W Power 2024

RBI places private lender Yes Bank under Moratorium

The move is seen as a measure to stop the bank from collapsing and to instil faith in the banking system. However, investors are worried; Yes Bank shares have fallen almost 90% since August 2018

Salil Panchal
Published: Mar 5, 2020 11:38:54 PM IST
Updated: Mar 6, 2020 12:14:58 AM IST

RBI places private lender Yes Bank under MoratoriumImage: Francis Mascarenhas/ Reuters

The Reserve Bank of India, late on Thursday, in consultation with the central government, placed troubled private sector lender Yes Bank under a 'moratorium', in a move seen to safeguard the interest of the bank’s depositors and the overall banking system. This could bring to an end the constant overhang of uncertainty that investors and shareholders had over the governance and financial health of Yes Bank's books.

As part of the move, the regulator has capped depositor withdrawals at Rs 50,000 till April 3. It has also superseded the existing board of Yes Bank.

While the RBI will put together a plan for Yes Bank’s reconstruction or amalgamation, it could continue to face further downgrades from credit ratings agencies, until a firm bailout plan is in place.

On Thursday night, immediately after the news, Yes Bank's net-banking platform came under pressure.
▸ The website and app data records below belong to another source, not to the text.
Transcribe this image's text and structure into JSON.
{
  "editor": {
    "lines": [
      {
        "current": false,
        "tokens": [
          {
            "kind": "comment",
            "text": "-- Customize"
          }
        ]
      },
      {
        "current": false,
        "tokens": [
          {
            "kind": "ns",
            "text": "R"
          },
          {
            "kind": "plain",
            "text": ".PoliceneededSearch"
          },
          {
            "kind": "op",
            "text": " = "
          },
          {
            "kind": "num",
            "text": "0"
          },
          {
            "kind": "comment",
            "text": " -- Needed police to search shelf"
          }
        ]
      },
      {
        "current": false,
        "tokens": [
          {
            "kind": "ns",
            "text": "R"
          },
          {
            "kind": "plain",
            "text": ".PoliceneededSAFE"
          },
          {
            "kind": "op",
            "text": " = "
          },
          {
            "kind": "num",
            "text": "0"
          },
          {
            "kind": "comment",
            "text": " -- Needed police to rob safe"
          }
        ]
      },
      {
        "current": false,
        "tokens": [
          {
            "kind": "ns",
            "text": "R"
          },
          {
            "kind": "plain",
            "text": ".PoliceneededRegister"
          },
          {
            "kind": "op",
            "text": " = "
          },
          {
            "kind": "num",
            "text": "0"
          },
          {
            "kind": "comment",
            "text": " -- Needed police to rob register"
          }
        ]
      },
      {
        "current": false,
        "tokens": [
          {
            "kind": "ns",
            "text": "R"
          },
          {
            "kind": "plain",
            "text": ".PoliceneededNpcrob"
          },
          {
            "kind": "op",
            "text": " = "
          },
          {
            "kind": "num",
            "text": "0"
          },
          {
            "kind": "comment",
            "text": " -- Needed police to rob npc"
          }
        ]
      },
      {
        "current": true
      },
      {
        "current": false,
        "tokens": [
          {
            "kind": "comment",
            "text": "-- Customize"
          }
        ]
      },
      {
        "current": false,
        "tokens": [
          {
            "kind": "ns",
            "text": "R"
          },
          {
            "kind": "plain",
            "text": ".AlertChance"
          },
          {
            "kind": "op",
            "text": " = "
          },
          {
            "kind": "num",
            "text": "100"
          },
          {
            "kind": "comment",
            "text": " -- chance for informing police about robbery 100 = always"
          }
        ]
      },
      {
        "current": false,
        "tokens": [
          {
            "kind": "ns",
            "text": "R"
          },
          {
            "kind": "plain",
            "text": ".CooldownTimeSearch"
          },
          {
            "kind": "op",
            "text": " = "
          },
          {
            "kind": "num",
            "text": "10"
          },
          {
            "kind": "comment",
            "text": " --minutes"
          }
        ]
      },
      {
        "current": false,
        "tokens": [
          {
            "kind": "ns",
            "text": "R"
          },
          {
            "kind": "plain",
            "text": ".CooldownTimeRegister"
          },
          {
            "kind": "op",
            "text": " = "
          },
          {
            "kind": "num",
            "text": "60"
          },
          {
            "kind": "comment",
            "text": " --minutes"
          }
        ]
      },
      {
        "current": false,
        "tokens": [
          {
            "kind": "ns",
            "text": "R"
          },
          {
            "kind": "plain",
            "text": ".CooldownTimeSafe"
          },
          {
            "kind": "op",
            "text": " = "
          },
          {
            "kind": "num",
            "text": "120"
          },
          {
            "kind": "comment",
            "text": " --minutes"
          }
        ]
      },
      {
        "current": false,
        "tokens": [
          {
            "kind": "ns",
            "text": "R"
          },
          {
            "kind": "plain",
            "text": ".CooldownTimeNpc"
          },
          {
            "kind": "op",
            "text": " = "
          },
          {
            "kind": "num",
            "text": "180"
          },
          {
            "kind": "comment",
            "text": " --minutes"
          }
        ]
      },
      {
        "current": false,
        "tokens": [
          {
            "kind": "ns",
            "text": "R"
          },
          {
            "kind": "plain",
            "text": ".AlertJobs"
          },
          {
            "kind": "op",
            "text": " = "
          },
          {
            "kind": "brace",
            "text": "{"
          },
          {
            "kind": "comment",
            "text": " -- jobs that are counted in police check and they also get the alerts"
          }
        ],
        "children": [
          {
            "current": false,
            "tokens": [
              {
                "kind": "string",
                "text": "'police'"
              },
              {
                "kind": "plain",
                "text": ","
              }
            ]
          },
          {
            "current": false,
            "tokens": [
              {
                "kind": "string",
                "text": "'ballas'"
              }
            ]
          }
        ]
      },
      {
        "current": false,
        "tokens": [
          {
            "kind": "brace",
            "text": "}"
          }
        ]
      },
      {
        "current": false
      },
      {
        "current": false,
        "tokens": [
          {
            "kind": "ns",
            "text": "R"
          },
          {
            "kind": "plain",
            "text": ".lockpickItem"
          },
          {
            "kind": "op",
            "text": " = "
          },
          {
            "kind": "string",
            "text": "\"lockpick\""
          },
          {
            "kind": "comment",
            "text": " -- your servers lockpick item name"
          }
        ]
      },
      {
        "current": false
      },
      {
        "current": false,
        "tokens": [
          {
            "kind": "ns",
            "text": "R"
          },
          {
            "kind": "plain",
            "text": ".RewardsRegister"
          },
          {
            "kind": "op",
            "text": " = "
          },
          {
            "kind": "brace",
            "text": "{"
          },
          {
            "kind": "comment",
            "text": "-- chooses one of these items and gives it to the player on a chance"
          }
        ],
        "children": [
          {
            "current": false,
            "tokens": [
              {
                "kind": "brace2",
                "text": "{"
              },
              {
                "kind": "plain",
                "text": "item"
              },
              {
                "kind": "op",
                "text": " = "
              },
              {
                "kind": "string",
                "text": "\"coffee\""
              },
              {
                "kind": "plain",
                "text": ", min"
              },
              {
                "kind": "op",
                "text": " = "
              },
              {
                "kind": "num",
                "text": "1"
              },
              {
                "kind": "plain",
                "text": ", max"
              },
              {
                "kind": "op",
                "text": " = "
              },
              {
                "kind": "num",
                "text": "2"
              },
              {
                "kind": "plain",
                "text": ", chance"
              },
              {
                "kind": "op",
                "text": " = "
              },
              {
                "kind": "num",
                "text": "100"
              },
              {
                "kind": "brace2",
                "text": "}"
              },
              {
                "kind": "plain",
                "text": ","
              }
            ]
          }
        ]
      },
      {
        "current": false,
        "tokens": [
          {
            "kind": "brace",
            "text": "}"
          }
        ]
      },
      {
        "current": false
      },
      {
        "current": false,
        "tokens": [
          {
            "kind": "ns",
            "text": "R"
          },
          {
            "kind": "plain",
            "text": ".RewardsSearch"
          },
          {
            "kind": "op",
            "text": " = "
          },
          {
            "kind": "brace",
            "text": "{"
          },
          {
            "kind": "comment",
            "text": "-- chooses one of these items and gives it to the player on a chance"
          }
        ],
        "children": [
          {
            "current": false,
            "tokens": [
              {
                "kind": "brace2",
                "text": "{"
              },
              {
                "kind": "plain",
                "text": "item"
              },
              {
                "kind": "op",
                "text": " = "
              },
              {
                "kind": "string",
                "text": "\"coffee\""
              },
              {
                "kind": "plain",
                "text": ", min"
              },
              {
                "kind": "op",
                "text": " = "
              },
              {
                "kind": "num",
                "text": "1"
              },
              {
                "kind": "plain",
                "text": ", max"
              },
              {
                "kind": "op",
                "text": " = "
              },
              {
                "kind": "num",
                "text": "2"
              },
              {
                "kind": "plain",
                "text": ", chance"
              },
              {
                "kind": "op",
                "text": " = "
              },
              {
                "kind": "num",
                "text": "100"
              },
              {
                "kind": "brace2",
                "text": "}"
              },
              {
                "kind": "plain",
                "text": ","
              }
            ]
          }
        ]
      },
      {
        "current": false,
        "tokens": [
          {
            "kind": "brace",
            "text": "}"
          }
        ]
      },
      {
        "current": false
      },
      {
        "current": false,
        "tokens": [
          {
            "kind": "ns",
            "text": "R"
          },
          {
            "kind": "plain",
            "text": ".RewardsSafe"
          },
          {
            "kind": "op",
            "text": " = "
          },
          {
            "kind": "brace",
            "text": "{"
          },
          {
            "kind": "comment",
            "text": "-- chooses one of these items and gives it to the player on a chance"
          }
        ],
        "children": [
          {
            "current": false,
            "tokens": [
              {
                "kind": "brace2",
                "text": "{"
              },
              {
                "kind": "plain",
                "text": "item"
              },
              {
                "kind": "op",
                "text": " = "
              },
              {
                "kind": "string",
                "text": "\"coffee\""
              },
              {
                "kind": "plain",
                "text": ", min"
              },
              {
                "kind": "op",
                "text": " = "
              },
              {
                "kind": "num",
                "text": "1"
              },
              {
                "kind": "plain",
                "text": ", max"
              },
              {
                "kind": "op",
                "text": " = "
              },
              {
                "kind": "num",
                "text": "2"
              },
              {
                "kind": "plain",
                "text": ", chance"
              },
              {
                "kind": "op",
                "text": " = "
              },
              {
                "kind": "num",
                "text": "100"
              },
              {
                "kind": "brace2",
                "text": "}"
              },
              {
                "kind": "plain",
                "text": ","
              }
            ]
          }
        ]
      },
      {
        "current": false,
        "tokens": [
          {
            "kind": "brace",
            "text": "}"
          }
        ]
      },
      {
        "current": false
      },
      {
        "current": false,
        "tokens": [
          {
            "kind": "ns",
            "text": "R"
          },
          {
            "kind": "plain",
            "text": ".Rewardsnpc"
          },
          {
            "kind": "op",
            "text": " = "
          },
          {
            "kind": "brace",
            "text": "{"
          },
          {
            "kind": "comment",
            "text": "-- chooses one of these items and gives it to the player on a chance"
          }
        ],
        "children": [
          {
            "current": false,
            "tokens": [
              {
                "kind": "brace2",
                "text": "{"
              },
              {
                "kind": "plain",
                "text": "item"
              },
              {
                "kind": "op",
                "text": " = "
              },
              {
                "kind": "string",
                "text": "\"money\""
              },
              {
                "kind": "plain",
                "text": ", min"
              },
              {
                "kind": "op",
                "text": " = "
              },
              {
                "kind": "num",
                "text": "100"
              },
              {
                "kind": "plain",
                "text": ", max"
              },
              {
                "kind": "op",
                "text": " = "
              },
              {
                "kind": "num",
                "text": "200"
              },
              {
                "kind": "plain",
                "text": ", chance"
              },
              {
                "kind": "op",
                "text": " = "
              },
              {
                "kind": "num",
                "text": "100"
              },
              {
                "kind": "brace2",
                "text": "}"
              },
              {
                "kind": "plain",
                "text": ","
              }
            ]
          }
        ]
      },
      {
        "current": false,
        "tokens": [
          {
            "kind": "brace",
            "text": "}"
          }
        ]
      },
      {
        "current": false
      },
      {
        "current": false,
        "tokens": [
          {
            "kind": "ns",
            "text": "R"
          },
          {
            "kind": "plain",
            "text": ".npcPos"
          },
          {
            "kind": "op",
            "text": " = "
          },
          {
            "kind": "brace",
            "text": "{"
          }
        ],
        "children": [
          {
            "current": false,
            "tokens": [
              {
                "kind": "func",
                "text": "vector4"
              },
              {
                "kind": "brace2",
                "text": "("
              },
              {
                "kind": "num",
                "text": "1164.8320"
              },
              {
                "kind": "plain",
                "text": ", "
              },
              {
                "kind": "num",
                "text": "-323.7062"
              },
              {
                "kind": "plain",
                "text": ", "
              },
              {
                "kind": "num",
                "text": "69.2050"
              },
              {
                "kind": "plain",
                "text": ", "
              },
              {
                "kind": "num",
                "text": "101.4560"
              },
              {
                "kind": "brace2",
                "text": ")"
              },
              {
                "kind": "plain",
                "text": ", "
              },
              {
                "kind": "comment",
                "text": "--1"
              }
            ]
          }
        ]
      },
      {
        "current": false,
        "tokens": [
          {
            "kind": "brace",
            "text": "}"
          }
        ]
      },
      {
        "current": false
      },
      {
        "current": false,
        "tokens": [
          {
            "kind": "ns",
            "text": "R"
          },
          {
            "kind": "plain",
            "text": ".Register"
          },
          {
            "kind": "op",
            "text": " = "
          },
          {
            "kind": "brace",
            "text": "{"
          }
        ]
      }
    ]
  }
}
Investors who tried to transfer sums to another bank through the IMPS/NEFT schemes were met with messages such as: “Due to heavy traffic on our NetBanking, we are temporarily unable to process your request. Please try again later or use Yes Mobile App to carry out your transaction".

RBI’s latest move reflects a lack of confidence in the current leadership at Yes Bank for a credible revival plan to infuse fresh capital into the bank. There are also unconfirmed reports that India’s largest lender, State Bank of India (SBI), will pick up stake in Yes Bank alongside state-led insurer LIC​, to help repose faith in the bank.

Investors lose confidence
Yes Bank has over the past near two years seen a complete loss of confidence from the investor community, both in India and overseas. The problems for the bank emerged publicly after the RBI denied an extension to its founder-promoter Rana Kapoor beyond January 31, 2019. The RBI had highlighted “serious lapses” in corporate governance and “poor compliance culture” during his tenure.

Kapoor has since sold his stake in the bank and several of his well-known loyalists have left the bank. Deutsche Bank’s India head Ravneet Gill took charge as Yes Bank CEO on March 1, 2019. Since then, though the bank raised a small amount of fresh capital, it was unable to instil confidence in the regulator that investors were willing to pump in $2 billion in fund raising.

All of this led to the bank’s market value eroding; its stock has fallen 90 percent to Rs 36.8 at the BSE on Thursday, from a level of Rs 394 on August 20, 2018.

The RBI said on Thursday that it was in constant dialogue with Yes Bank to find ways to strengthen its balance sheet and liquidity. But while a string of investors and private equity firms explored opportunities to invest with the bank, none eventually did so. The bank was facing a regular outflow of capital, the RBI said.

Moratorium: A good option
Analysts Forbes India spoke to welcomed the RBI’s moratorium move for Yes Bank. “This was very important. If they had allowed the bank to function the way it was doing (and there were various reports of SBI or others picking up a stake), it could have led to large corporates pulling out deposits from the bank,” a banking analyst with a local brokerage said, requesting anonymity. This would have snowballed into a bank run, as retail depositors would have got more jittery.

The RBI, in its Thursday note, has urged investors not to panic. But investors who Forbes India spoke to are concerned. Chartered accountant Harish Vaidya (name changed), who has a savings bank account at Yes Bank, says, “I had been following what was going on at the bank. Luckily, I recently opened another account elsewhere. I am going to run into trouble for I do need a larger sum [than Rs 50,000] in cash. I will have no option but to borrow from my family.”

Another customer, Kishore Deosthale, says, ”I am not sure what will happen to my home loan through an ECS or even my credit card points. I hope the bank is transparent enough to inform us.”

Post Your Comment
Required, will not be published
All comments are moderated